Michael Showalter’s The Big Sick was written by real-life couple Kumail Nanjiani and Emily V. Gordon about how they met and the rather unorthodox genesis of their relationship. It all may see like an opportunity for silly gags and fish-out-of-water moments but The Big Sick is something more. It’s something special.
It’s so rare, sadly, to find a film oozing with humor and heartbreak, truth and perception. There is never a feeling Nanjiani and Gordon looked at each other one day and said, “Remember when we met? That was crazy. Let’s make a movie.” What they went through was sad and sweet and they opted to tell their story, in the hopes of making someone in a similar situation feel less alone.
Nanjiani stars as, well, Kumail. He is an aspiring stand-up comedian, who meets Emily (Zoe Kazan) after she heckles him in the nicest way possible during one of his acts. They meet-cute, spend the night together, share an awkward Uber (Kumail is the driver because aspiring stand-up comedians don’t make much money) and continue to say they won’t see each other again. She is a therapist, working on her Master’s and doesn’t have time to date and he’s not really into dating, either.
“It’s so rare, sadly, to find a film oozing with humor and heartbreak, truth and perception…”
Kumail and Emily, despite half-hearted attempts, can’t stay away from each other. They begin dating, which would be fine if Kumail’s parents (Anupam Kher and Zenobia Shroff) weren’t trying to set him up in an arranged marriage, as part of their traditional Pakistani culture. Kumail loves his family; he respects them but he has no interest in their preordained future for him.
So, unfortunately, Kumail keeps his relationship with Emily quiet. As expected, this causes a wrinkle in their new courtship, which is made even worse when Emily suffers a mysterious medical incident, ultimately placing her in a medically induced coma. Kumail chooses to spend the next several days in the hospital waiting room with Emily’s parents (played terrifically by Holly Hunter and Ray Romano), getting to know them, warts and all.
The bulk of The Big Sick is spent at the hospital, delivering some moments of cringe-comedy as Kumail and Emily’s parents become more acquainted. Hunter brings a firecracker force as Emily’s mom Beth and Romano is so subtly moving as the world-weary Terry.
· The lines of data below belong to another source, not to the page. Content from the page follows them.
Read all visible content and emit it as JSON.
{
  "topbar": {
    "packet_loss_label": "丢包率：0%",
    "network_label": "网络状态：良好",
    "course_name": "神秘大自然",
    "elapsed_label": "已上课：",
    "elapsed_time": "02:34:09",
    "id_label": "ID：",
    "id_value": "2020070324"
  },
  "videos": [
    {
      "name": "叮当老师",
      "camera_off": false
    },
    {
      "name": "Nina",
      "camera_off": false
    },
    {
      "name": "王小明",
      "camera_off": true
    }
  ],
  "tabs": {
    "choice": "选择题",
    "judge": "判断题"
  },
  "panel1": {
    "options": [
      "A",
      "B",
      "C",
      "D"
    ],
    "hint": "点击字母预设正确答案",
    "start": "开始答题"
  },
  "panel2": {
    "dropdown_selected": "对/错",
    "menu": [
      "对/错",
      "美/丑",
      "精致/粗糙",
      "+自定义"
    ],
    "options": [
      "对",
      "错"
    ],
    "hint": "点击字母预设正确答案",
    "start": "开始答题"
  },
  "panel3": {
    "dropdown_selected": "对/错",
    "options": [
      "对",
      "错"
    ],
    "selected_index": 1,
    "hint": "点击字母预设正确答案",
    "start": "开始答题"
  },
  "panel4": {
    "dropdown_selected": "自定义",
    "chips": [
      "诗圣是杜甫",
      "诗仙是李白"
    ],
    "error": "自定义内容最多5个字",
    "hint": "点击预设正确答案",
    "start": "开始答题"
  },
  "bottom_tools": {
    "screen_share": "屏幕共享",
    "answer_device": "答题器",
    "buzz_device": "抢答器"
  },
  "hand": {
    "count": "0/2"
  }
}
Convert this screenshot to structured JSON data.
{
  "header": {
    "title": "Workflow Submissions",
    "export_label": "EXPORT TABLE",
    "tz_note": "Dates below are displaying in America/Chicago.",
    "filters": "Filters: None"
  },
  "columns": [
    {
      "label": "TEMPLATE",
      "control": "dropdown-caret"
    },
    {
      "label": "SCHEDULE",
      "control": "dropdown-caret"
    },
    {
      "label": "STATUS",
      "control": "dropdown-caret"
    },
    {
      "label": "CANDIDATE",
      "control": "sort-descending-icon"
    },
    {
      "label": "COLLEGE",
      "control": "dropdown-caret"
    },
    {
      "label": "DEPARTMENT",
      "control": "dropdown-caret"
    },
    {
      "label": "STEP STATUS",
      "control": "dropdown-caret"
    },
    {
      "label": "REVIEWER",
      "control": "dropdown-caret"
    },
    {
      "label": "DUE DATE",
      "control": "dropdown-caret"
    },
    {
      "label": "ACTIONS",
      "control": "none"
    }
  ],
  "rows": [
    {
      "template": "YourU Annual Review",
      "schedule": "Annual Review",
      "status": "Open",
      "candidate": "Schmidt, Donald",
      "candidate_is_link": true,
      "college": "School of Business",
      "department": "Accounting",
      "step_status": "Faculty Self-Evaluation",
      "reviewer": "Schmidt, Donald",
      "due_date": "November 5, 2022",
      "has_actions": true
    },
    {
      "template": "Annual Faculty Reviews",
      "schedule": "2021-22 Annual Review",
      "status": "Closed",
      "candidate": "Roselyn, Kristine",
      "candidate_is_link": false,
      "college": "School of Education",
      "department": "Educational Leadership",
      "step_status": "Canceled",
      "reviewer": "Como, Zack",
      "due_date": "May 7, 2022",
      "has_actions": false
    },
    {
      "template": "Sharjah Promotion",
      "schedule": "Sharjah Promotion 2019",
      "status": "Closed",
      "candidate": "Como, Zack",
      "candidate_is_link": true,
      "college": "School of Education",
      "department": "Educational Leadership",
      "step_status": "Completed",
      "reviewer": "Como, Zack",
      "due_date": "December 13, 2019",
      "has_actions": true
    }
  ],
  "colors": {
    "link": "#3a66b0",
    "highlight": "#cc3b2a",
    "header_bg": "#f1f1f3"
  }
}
He is given quiet moments to shine, in ways we were never sure Romano was capable of doing.
“The film earns its silly and sweet moments just as much as all of the serious…”
Kazan delivers one of her stronger performances but The Big Sick remains Nanjiani’s film. He has been an actor for some time and one of those people you recognize from that thing. In the matter of one movie, Nanjiani has done what most actors wish they could do – wrte themselves to stardom. He is no longer that guy from that movie. He’s a bona fide actor.
Walking out of The Big Sick my critic brain took over and thought “Was that too long?” or “Did we need so many stand-up routines?” Quickly, those thoughts were shut down. Here is an original film, with two writers giving us their story about their struggles and love and dedication for one another. We should be grateful a movie like The Big Sick is out when everything is reboots and sequels.
The film earns its silly and sweet moments just as much as all of the serious. It deserves to be the surprise hit of the summer, which it’s on its way to being.
The Big Sick (2017) Directed by Michae Showalter.l Written by Emily V. Gordon and Kumail Nanjiani. Starring Kumail Nanjiani, Zoe Kazan, Holly Hunter, Ray Romano, Anupam Kher and Zenobia Shroff